Well, that’s convenient. That’s how many we have! The next largest rock out there is Vesta, also a protoplanet, but it’s only about half the diameter of Ceres. So it seems the simulations get an answer that’s about right.
As usual, though, I’ll caution that getting the right answer doesn’t mean a simulation is actually right. There could be other factors that wind up being important that the sims don’t include, for example. Note too that I wrote that “about one” is left. Some runs would have more, some none. So this result is right in the statistical sense. But that’s OK, because that does match reality, so that means in a general sense they appear to be doing this right. They note that any simulation is “a simplified and idealized version of reality,” and go on to list where their work is limited, so that’s cool. It’s important in science to note where things could be done better in the future.
We used to think that all the stuff in the solar system pretty much formed where we see them today. We now know that’s really, really not true. Ceres is just one example of this, the outer planets another. That movement is complex and subtle. Even now the orbits of the planets aren’t engraved in space, and over long epochs of time, like billions of years, they’ll change as well. But we can use our understanding of gravity to predict this, and even postdict it to see where things were when the solar system was young.

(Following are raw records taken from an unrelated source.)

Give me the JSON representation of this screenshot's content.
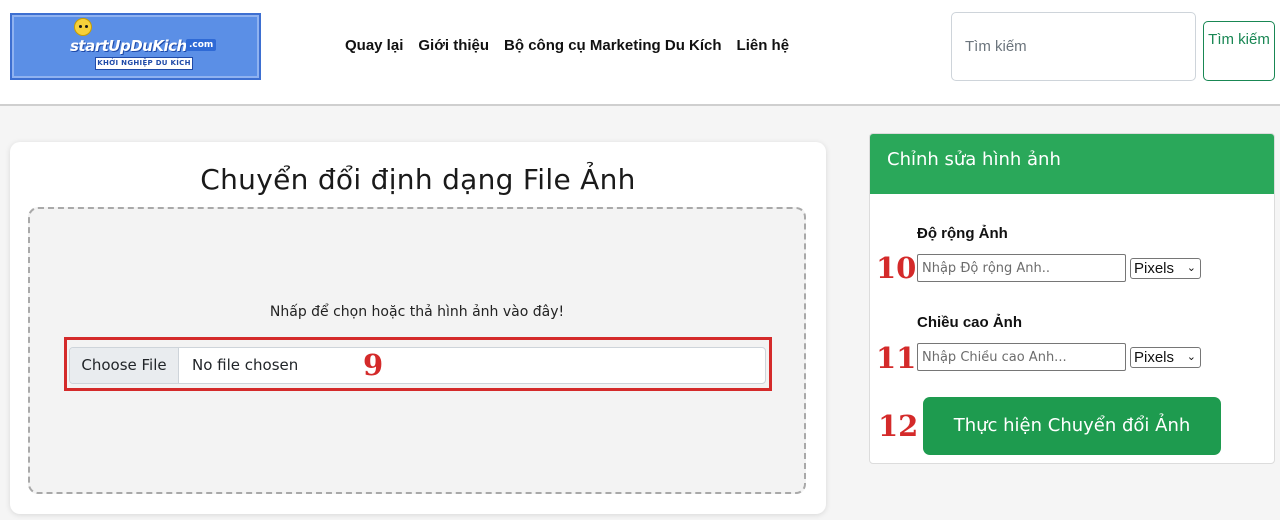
{
  "logo": {
    "brand": "startUpDuKich",
    "dotcom": ".com",
    "tagline": "KHỞI NGHIỆP DU KÍCH"
  },
  "nav": {
    "items": [
      {
        "label": "Quay lại"
      },
      {
        "label": "Giới thiệu"
      },
      {
        "label": "Bộ công cụ Marketing Du Kích"
      },
      {
        "label": "Liên hệ"
      }
    ]
  },
  "search": {
    "placeholder": "Tìm kiếm",
    "button_label": "Tìm kiếm"
  },
  "main": {
    "title": "Chuyển đổi định dạng File Ảnh",
    "drop_hint": "Nhấp để chọn hoặc thả hình ảnh vào đây!",
    "file_button": "Choose File",
    "file_status": "No file chosen"
  },
  "side": {
    "title": "Chỉnh sửa hình ảnh",
    "width_label": "Độ rộng Ảnh",
    "width_placeholder": "Nhập Độ rộng Ảnh..",
    "height_label": "Chiều cao Ảnh",
    "height_placeholder": "Nhập Chiều cao Ảnh...",
    "unit_selected": "Pixels",
    "convert_label": "Thực hiện Chuyển đổi Ảnh"
  },
  "markers": {
    "file": "9",
    "width": "10",
    "height": "11",
    "convert": "12"
  },
  "colors": {
    "accent_green": "#2aa85a",
    "button_green": "#1e9b4f",
    "marker_red": "#d42a2a"
  },
  "icons": {
    "select_arrow": "chevron-down-icon",
    "logo_mascot": "mascot-icon"
  }
}
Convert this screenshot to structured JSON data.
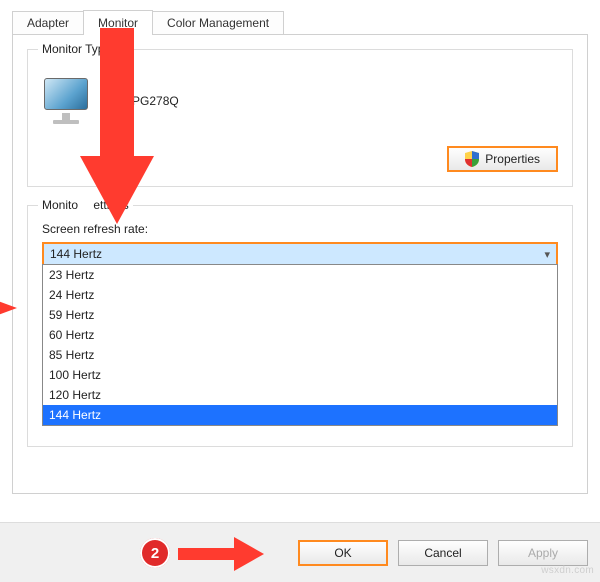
{
  "tabs": {
    "adapter": "Adapter",
    "monitor": "Monitor",
    "color_mgmt": "Color Management"
  },
  "monitor_type": {
    "legend": "Monitor Type",
    "name": "SUS PG278Q",
    "properties_btn": "Properties"
  },
  "monitor_settings": {
    "legend": "Monitor Settings",
    "refresh_label": "Screen refresh rate:",
    "selected": "144 Hertz",
    "options": [
      "23 Hertz",
      "24 Hertz",
      "59 Hertz",
      "60 Hertz",
      "85 Hertz",
      "100 Hertz",
      "120 Hertz",
      "144 Hertz"
    ]
  },
  "buttons": {
    "ok": "OK",
    "cancel": "Cancel",
    "apply": "Apply"
  },
  "annotations": {
    "step2": "2"
  },
  "watermark": "wsxdn.com"
}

I wonder what other surprises await us as we run the virtual clock of our solar system backwards. Ceres may just be the first of many worlds that started off very different than they are now.
* To be fair, I started questioning that a long time ago.